Remember you are unique
Advice and personal tales of how others did it won’t be in short supply. However, you need to focus on your individual career journey. Borrow ideas from others; but remember: you need to focus on what will deliver you the greatest career satisfaction.
Draw up a list
You will have probably already identified the reasons why you are looking to change jobs. Make sure you write these down and keep them, along with any others you may create. Use them to evaluate potential roles against your core requirements. You’d be surprised how many people forget their core criteria or compromise on what it is they were initially looking for as they get swept along by the job search process.
Establish a broad direction
Unless you’re considering a complete career change, you will probably already have a broad idea of the functional areas of interest to you, and possibly geographical location. These are important. They help form the building blocks that will allow you to find your ideal role.

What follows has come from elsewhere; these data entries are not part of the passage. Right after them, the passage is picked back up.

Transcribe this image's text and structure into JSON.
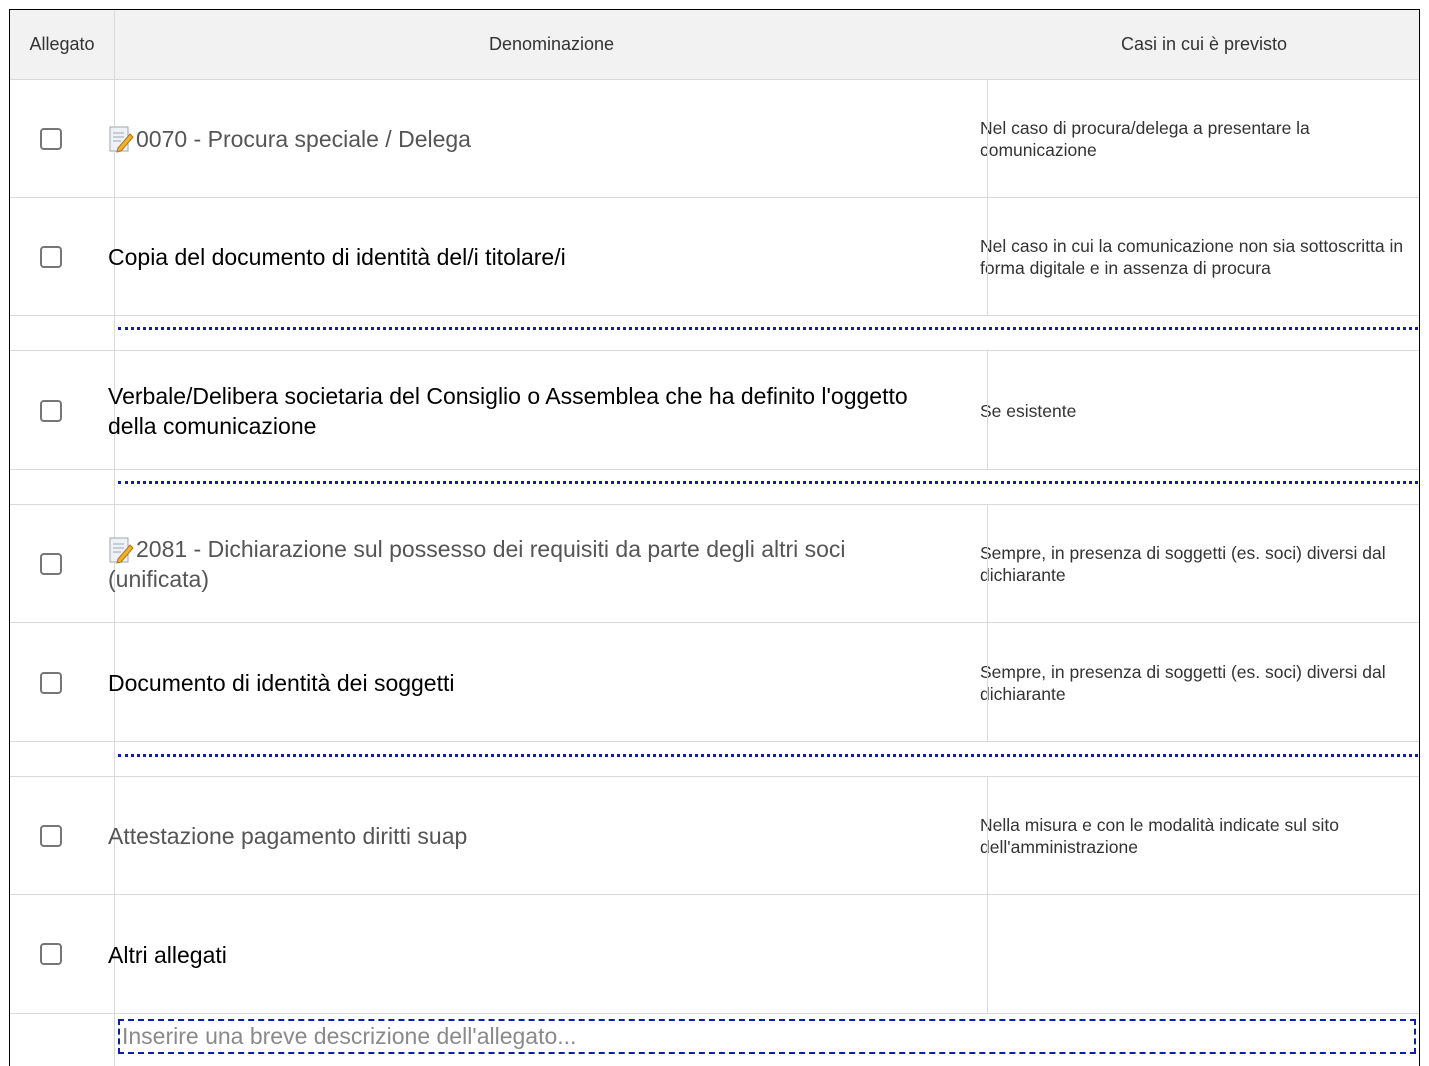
{
  "table": {
    "headers": {
      "attached": "Allegato",
      "name": "Denominazione",
      "cases": "Casi in cui è previsto"
    },
    "rows": [
      {
        "name": "0070 - Procura speciale / Delega",
        "has_form_icon": true,
        "cases": "Nel caso di procura/delega a presentare la comunicazione",
        "checked": false
      },
      {
        "name": "Copia del documento di identità del/i titolare/i",
        "has_form_icon": false,
        "cases": "Nel caso in cui la comunicazione non sia sottoscritta in forma digitale e in assenza di procura",
        "checked": false
      },
      {
        "name": "Verbale/Delibera societaria del Consiglio o Assemblea che ha definito l'oggetto della comunicazione",
        "has_form_icon": false,
        "cases": "Se esistente",
        "checked": false
      },
      {
        "name": "2081 - Dichiarazione sul possesso dei requisiti da parte degli altri soci (unificata)",
        "has_form_icon": true,
        "cases": "Sempre, in presenza di soggetti (es. soci) diversi dal dichiarante",
        "checked": false
      },
      {
        "name": "Documento di identità dei soggetti",
        "has_form_icon": false,
        "cases": "Sempre, in presenza di soggetti (es. soci) diversi dal dichiarante",
        "checked": false
      },
      {
        "name": "Attestazione pagamento diritti suap",
        "has_form_icon": false,
        "cases": "Nella misura e con le modalità indicate sul sito dell'amministrazione",
        "checked": false
      },
      {
        "name": "Altri allegati",
        "has_form_icon": false,
        "cases": "",
        "checked": false
      }
    ],
    "description_input": {
      "placeholder": "Inserire una breve descrizione dell'allegato...",
      "value": ""
    }
  },
  "colors": {
    "header_bg": "#f2f2f2",
    "grid_line": "#d9d9d9",
    "separator_dash": "#0b1fa8",
    "input_border": "#0b1fa8",
    "checkbox_border": "#767676"
  },
  "icons": {
    "form_icon": "edit-document-icon"
  }
}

Careers are, by their very nature, highly personal journeys. Understanding your motivations and drivers is fundamental to helping you make the right decision about your next role, to ensure that it’s fulfilling and rewarding. Many people overlook these, or don’t give them enough consideration which frequently results in job dissatisfaction and increased job hoping. Make use of freely available exercises to gain a deeper understanding of your personal motivators and drivers. You may even uncover some unrecognised ones too. Investing time upfront on your personal motivators will pay dividends to your future job satisfaction.
Think about culture
Finding an the right environment is arguably as important as finding your ideal role. Much has been written about corporate culture over the last decade. Indeed, organisations are continually working to create cultures that attract and retain talent. However, the vast majority of people don’t spend enough time researching the type of company that best suits them.
Whether it’s a loft-based, airy and bright space that accommodates a new tech start up (complete with cold beers in the fridge and a games table); or a plush city office block that seeks to impress clients and oozes power and wealth – the way an organisation presents itself gives you clues about how it operates and the manner in which it works. Look more deeply and the way the organisation is managed and how it invests in its people will start to become visible (Glassdoor.com and similar sites can help here). At its most basic, understanding the over-arching managerial approach will help you decide if the organisation you are looking at is one in which you can be successful. Whatever your preference, it’s certainly worth analysing the type of culture that will (and won’t) support your long term career aspirations.
Whilst this may appear to be a long winded approach to starting the search for another role, it’s a valuable and worthwhile investment of time that will certainly ensure your next role meets your long-term career expectations and aspirations.
 Job exodus trends – 2017 employee sentiment poll